Eleven years ago, things weren’t going so well for Manitoba potato grower Sheldon Wiebe.
Wiebe had gone through some really tough years on his farm just outside MacGregor, and it prompted him to take stock: he could continue dryland potato farming on the fields where his family had been growing spuds for three generations, or he could look somewhere else.
“That fall I went for a drive 20 miles west of us to the escarpment,” says the owner of J.P. Wiebe Ltd. Wiebe was looking for farming opportunities in a region known for producing rich crops of irrigated potatoes, and he obviously liked what he saw on the Manitoba Escarpment.
“We sold most of our land in MacGregor and started to buy up land up there,” Wiebe says. “We’ve been expanding every year for the past 10 years.”
A half section was purchased in 2005, and today 4,500 acres is farmed up on the escarpment. Of that, 1,400 acres of Russet Burbanks and Umatilla Russets are grown on irrigated land by Wiebe, and he rents out the rest of rotational acres to his father and his brother, who grow canola, rye, winter wheat and soybeans.
Wiebe still owns the original family farm, and all of the infrastructure and storage facilities are based there. His wife Jennifer and his two oldest sons help run the farm, and he has another son and a daughter in high school in MacGregor.
Quality and Quantity
The proof that Wiebe’s plan has paid off is in the numbers. “Our yield goal used to be around 180 to 200 bags an acre; now our yield goals are closer to 450 bags an acre,” says Wiebe, who’s coming off his best ever year for potatoes with an impressive yield of around 500 bags per acre in 2016.

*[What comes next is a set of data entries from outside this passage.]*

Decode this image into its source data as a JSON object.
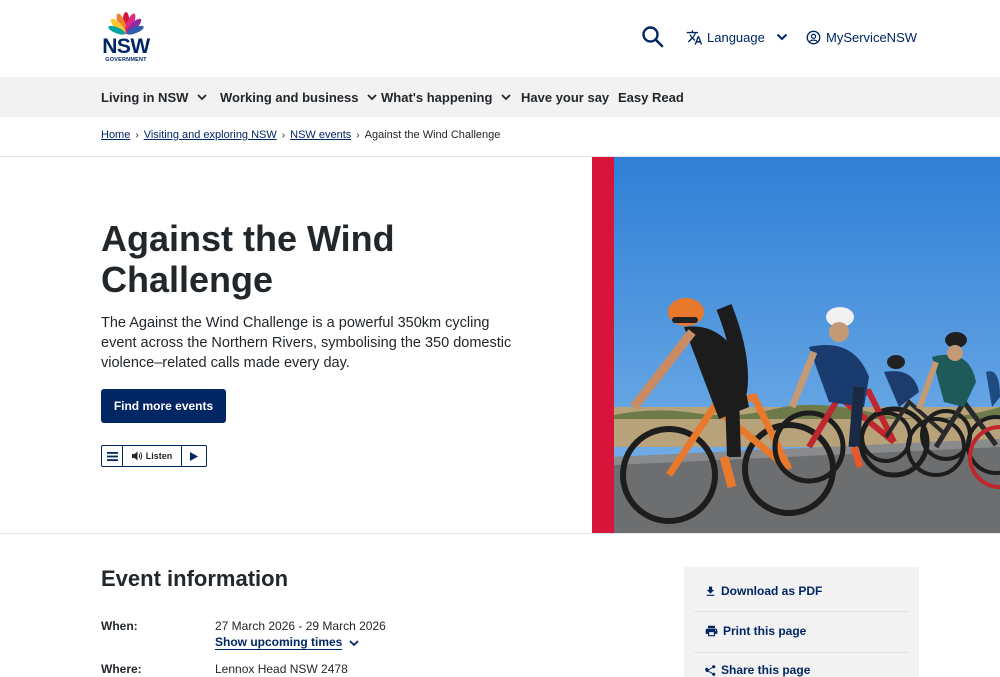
{
  "header": {
    "logo": {
      "wordmark": "NSW",
      "sub": "GOVERNMENT"
    },
    "language_label": "Language",
    "myservice_label": "MyServiceNSW"
  },
  "nav": {
    "items": [
      {
        "label": "Living in NSW",
        "has_dropdown": true
      },
      {
        "label": "Working and business",
        "has_dropdown": true
      },
      {
        "label": "What's happening",
        "has_dropdown": true
      },
      {
        "label": "Have your say",
        "has_dropdown": false
      },
      {
        "label": "Easy Read",
        "has_dropdown": false
      }
    ]
  },
  "breadcrumb": {
    "items": [
      "Home",
      "Visiting and exploring NSW",
      "NSW events"
    ],
    "current": "Against the Wind Challenge"
  },
  "hero": {
    "title": "Against the Wind Challenge",
    "description": "The Against the Wind Challenge is a powerful 350km cycling event across the Northern Rivers, symbolising the 350 domestic violence–related calls made every day.",
    "button_label": "Find more events",
    "listen_label": "Listen"
  },
  "event_info": {
    "title": "Event information",
    "when_label": "When:",
    "when_value": "27 March 2026 - 29 March 2026",
    "show_times_label": "Show upcoming times",
    "where_label": "Where:",
    "where_value": "Lennox Head NSW 2478"
  },
  "side_panel": {
    "download_label": "Download as PDF",
    "print_label": "Print this page",
    "share_label": "Share this page"
  },
  "colors": {
    "brand_navy": "#002664",
    "accent_red": "#d7153a",
    "nav_bg": "#f2f2f2",
    "sky": "#3b8fd9"
  }
}
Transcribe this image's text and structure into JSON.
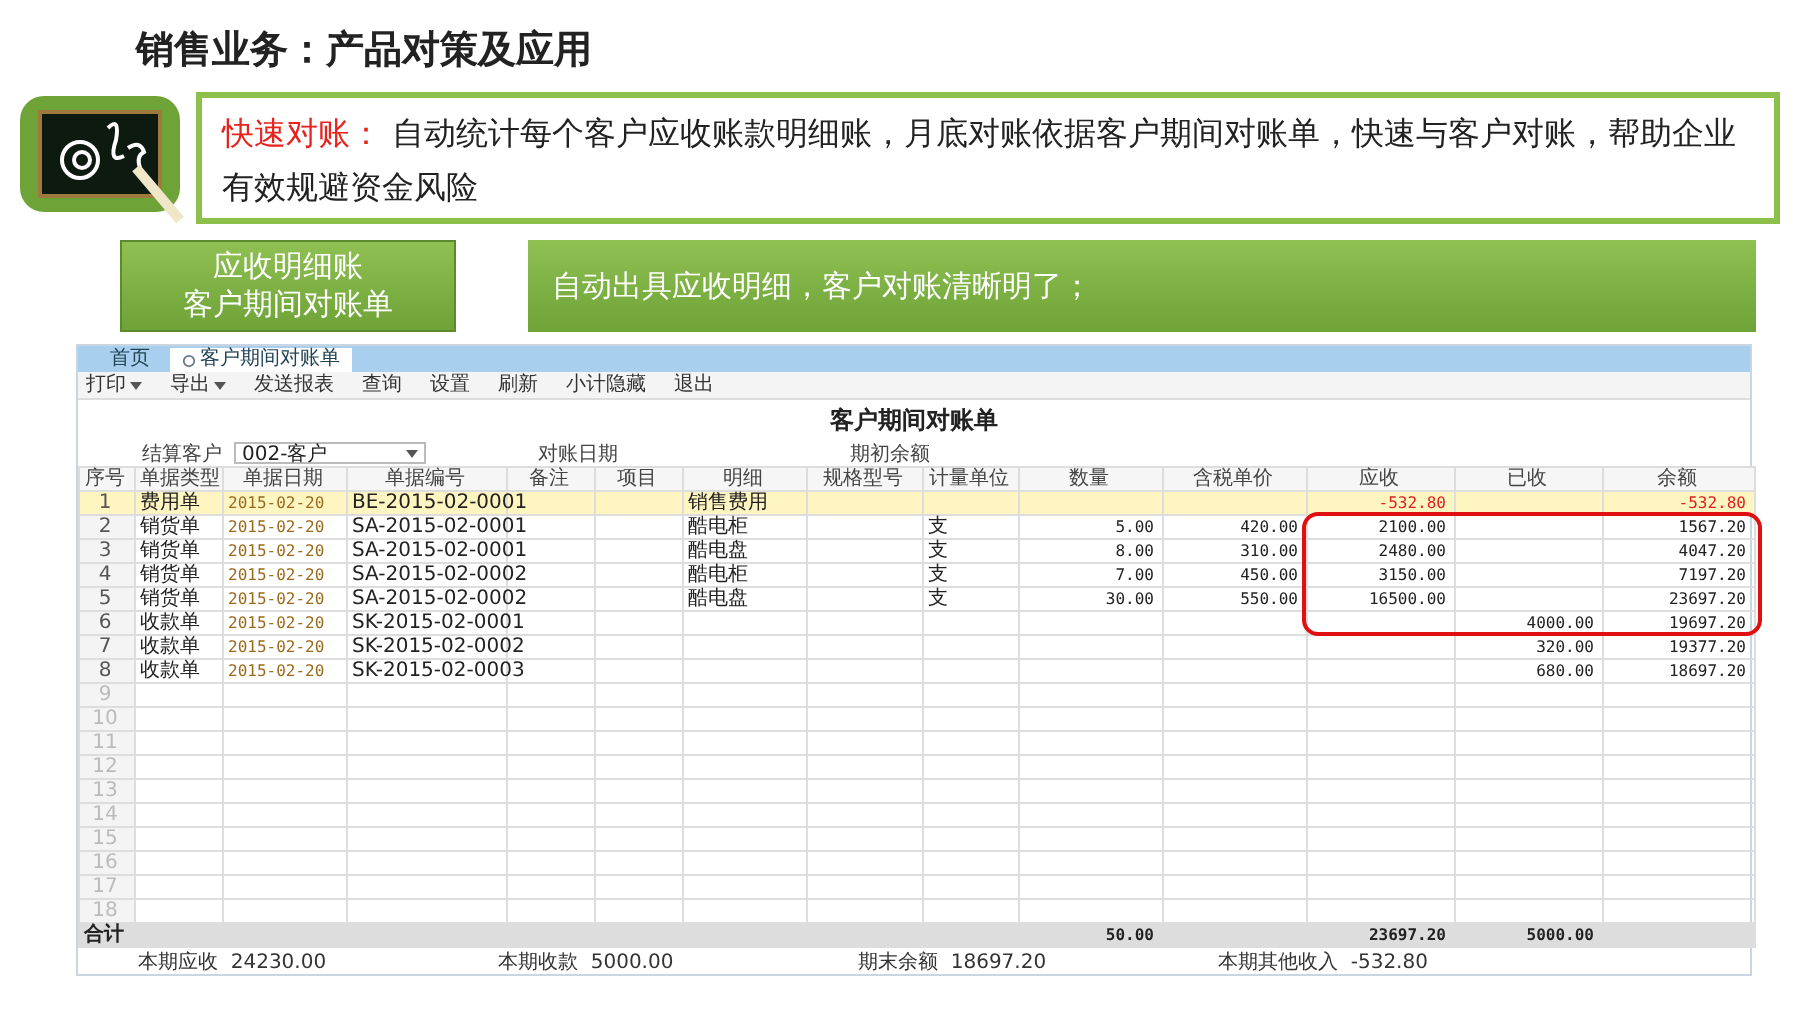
{
  "slide_title": "销售业务：产品对策及应用",
  "callout": {
    "label": "快速对账：",
    "text": "自动统计每个客户应收账款明细账，月底对账依据客户期间对账单，快速与客户对账，帮助企业有效规避资金风险"
  },
  "feature_tag": [
    "应收明细账",
    "客户期间对账单"
  ],
  "feature_text": "自动出具应收明细，客户对账清晰明了；",
  "app": {
    "tabs": [
      {
        "label": "首页",
        "selected": false
      },
      {
        "label": "客户期间对账单",
        "selected": true
      }
    ],
    "toolbar": [
      {
        "label": "打印",
        "dropdown": true
      },
      {
        "label": "导出",
        "dropdown": true
      },
      {
        "label": "发送报表",
        "dropdown": false
      },
      {
        "label": "查询",
        "dropdown": false
      },
      {
        "label": "设置",
        "dropdown": false
      },
      {
        "label": "刷新",
        "dropdown": false
      },
      {
        "label": "小计隐藏",
        "dropdown": false
      },
      {
        "label": "退出",
        "dropdown": false
      }
    ],
    "report_title": "客户期间对账单",
    "filters": [
      {
        "label": "结算客户",
        "value": "002-客户"
      },
      {
        "label": "对账日期"
      },
      {
        "label": "期初余额"
      }
    ],
    "table": {
      "columns": [
        "序号",
        "单据类型",
        "单据日期",
        "单据编号",
        "备注",
        "项目",
        "明细",
        "规格型号",
        "计量单位",
        "数量",
        "含税单价",
        "应收",
        "已收",
        "余额"
      ],
      "rows": [
        {
          "selected": true,
          "warning": true,
          "cells": [
            "1",
            "费用单",
            "2015-02-20",
            "BE-2015-02-0001",
            null,
            null,
            "销售费用",
            null,
            null,
            null,
            null,
            "-532.80",
            null,
            "-532.80"
          ]
        },
        {
          "selected": false,
          "warning": false,
          "cells": [
            "2",
            "销货单",
            "2015-02-20",
            "SA-2015-02-0001",
            null,
            null,
            "酷电柜",
            null,
            "支",
            "5.00",
            "420.00",
            "2100.00",
            null,
            "1567.20"
          ]
        },
        {
          "selected": false,
          "warning": false,
          "cells": [
            "3",
            "销货单",
            "2015-02-20",
            "SA-2015-02-0001",
            null,
            null,
            "酷电盘",
            null,
            "支",
            "8.00",
            "310.00",
            "2480.00",
            null,
            "4047.20"
          ]
        },
        {
          "selected": false,
          "warning": false,
          "cells": [
            "4",
            "销货单",
            "2015-02-20",
            "SA-2015-02-0002",
            null,
            null,
            "酷电柜",
            null,
            "支",
            "7.00",
            "450.00",
            "3150.00",
            null,
            "7197.20"
          ]
        },
        {
          "selected": false,
          "warning": false,
          "cells": [
            "5",
            "销货单",
            "2015-02-20",
            "SA-2015-02-0002",
            null,
            null,
            "酷电盘",
            null,
            "支",
            "30.00",
            "550.00",
            "16500.00",
            null,
            "23697.20"
          ]
        },
        {
          "selected": false,
          "warning": false,
          "cells": [
            "6",
            "收款单",
            "2015-02-20",
            "SK-2015-02-0001",
            null,
            null,
            null,
            null,
            null,
            null,
            null,
            null,
            "4000.00",
            "19697.20"
          ]
        },
        {
          "selected": false,
          "warning": false,
          "cells": [
            "7",
            "收款单",
            "2015-02-20",
            "SK-2015-02-0002",
            null,
            null,
            null,
            null,
            null,
            null,
            null,
            null,
            "320.00",
            "19377.20"
          ]
        },
        {
          "selected": false,
          "warning": false,
          "cells": [
            "8",
            "收款单",
            "2015-02-20",
            "SK-2015-02-0003",
            null,
            null,
            null,
            null,
            null,
            null,
            null,
            null,
            "680.00",
            "18697.20"
          ]
        }
      ],
      "empty_rows": [
        "9",
        "10",
        "11",
        "12",
        "13",
        "14",
        "15",
        "16",
        "17",
        "18"
      ],
      "totals": {
        "label": "合计",
        "cells": [
          null,
          null,
          null,
          null,
          null,
          null,
          null,
          null,
          null,
          "50.00",
          null,
          "23697.20",
          "5000.00",
          null
        ]
      }
    },
    "summary": [
      {
        "label": "本期应收",
        "value": "24230.00"
      },
      {
        "label": "本期收款",
        "value": "5000.00"
      },
      {
        "label": "期末余额",
        "value": "18697.20"
      },
      {
        "label": "本期其他收入",
        "value": "-532.80"
      }
    ]
  }
}
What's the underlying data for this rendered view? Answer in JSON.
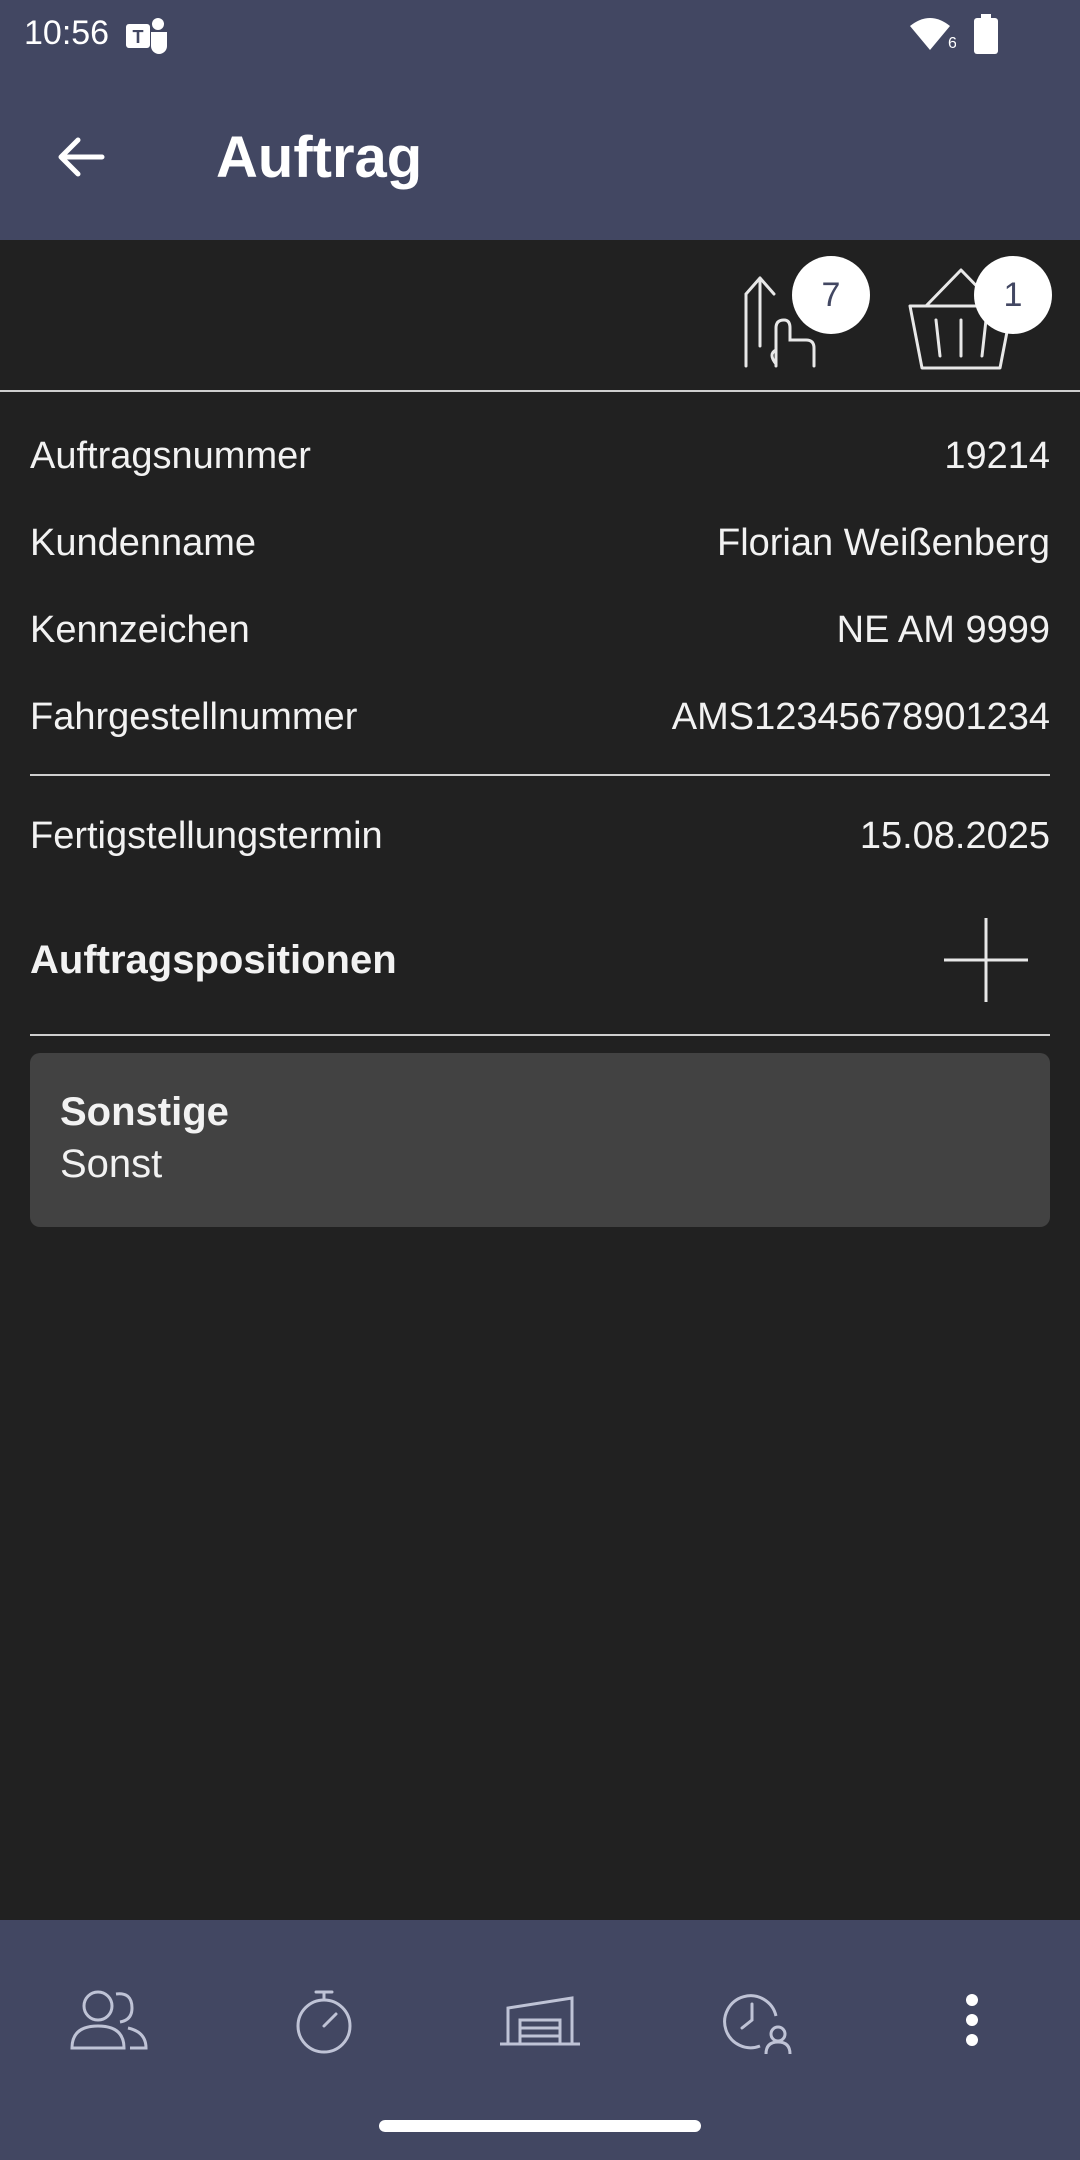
{
  "status_bar": {
    "time": "10:56",
    "wifi_badge": "6",
    "icons": [
      "teams-icon",
      "wifi-icon",
      "battery-icon"
    ]
  },
  "app_bar": {
    "title": "Auftrag",
    "back_icon": "arrow-left-icon"
  },
  "toolbar": {
    "upload": {
      "icon": "upload-hand-icon",
      "badge": "7"
    },
    "basket": {
      "icon": "basket-icon",
      "badge": "1"
    }
  },
  "order": {
    "rows": [
      {
        "label": "Auftragsnummer",
        "value": "19214"
      },
      {
        "label": "Kundenname",
        "value": "Florian Weißenberg"
      },
      {
        "label": "Kennzeichen",
        "value": "NE AM 9999"
      },
      {
        "label": "Fahrgestellnummer",
        "value": "AMS12345678901234"
      }
    ],
    "deadline": {
      "label": "Fertigstellungstermin",
      "value": "15.08.2025"
    }
  },
  "positions": {
    "title": "Auftragspositionen",
    "add_icon": "plus-icon",
    "items": [
      {
        "title": "Sonstige",
        "subtitle": "Sonst"
      }
    ]
  },
  "bottom_nav": {
    "items": [
      "customers-icon",
      "stopwatch-icon",
      "garage-icon",
      "time-user-icon",
      "more-vertical-icon"
    ]
  },
  "colors": {
    "primary": "#424762",
    "background": "#212121",
    "card": "#424242",
    "text": "#f2f2f2"
  }
}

Wiebe says a great full-time and seasonal staff helped make that possible, as well as recent purchases of new planting and harvesting equipment and having a solid agronomy team has also contributed to the farm’s success.
“We’ve added some new storages in the last few years too, and that really helps with our quality coming out of storage as well,” he says.
Wiebe is clearly a staunch believer in taking advantage of new technologies and new techniques to improve potato production.
“I think if most growers do this, it strengthens our industry,” he says. “I enjoy the challenge of new things, and I would say that 95 per cent of the new things that we take on pay off in a very short period of time.”
While the potato sector has had its challenges in recent years, Wiebe believes innovation is key to the future success of his industry.
“People have to eat,” he says. “As long as we do our part in the industry to be competitive, I think the companies will continue to find markets for us. I’m optimistic.”
Wiebe, who grows potatoes for McCain and Simplot, says he was urged to go the irrigation route by his processing partners. “We needed to be able to control our quality a little better and get better yield, and we were really struggling in doing that.”
“It’s a little bit more work driving that far to work every day, but it works very well for us,” says Wiebe, who seems to enjoy the best of both worlds. He continues to enjoy life in his beloved hometown, surrounded by family and many close friends, while enjoying the benefits of a thriving potato business.
“We’re right by MacGregor and I’ve lived here my whole life,” he says. “I love our small community.”